The Marriott hotel in the centre of Islamabad has always been a major potential target for militants. For a long time it was the Pakistan capital’s only luxury hotel and it remains the favoured haunt of the city’s westernised elite. Only a few hundred metres from the National Assembly, opposite a compound of official residences for ministers, next to the new offices for Pakistan state television, an attack on the Marriott is an strike to the heart of the Pakistani state and the establishment elite of the 173 million strong nation.
And along with power, the Marriott symbolises something else for the ultra-conservative Islamic lobbies: Westernisation and its concomitant “moral decadence”. The swimming pool where expats swam in bikinis, the sports bar in the basement where alcohol was served, the lurid stories of debauch that circulated, all contributed to making the Marriott a target of choice.
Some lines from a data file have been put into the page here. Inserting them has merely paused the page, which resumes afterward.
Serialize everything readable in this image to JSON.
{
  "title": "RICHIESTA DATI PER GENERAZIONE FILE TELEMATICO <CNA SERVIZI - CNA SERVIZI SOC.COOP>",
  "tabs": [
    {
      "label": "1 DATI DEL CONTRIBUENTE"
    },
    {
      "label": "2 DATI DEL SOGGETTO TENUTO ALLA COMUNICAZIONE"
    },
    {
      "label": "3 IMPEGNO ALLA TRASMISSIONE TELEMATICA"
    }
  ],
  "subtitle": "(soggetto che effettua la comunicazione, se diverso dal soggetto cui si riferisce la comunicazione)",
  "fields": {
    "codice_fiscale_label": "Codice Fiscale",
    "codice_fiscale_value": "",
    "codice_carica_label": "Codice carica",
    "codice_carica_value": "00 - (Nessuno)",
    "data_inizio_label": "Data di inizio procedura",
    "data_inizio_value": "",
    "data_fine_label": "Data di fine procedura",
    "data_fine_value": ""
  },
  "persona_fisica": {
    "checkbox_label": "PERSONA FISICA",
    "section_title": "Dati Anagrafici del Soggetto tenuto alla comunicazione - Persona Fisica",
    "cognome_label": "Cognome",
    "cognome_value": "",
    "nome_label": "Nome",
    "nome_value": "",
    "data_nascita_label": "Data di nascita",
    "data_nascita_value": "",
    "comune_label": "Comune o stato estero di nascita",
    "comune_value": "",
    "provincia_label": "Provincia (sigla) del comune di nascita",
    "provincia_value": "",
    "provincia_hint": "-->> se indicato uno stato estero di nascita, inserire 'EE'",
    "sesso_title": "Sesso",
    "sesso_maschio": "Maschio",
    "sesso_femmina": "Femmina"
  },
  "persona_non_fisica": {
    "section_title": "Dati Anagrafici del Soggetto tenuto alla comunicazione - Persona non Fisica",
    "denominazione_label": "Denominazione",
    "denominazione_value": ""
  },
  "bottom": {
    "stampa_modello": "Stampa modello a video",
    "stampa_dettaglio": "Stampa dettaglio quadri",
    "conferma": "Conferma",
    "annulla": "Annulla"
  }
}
So did the political situation. Two major elements have come together. First, the accession of a new president, Benazir Bhutto’s widower Asif Ali Zardari, who is known to be relatively pro-Western and spoke yesterday about his determination to stand together with the international community in the fight against terrorism. Secondly, a sudden uptick in activity in the violence-wracked tribal agencies along the frontier with Afghanistan involving highly controversial raids into Pakistani territory…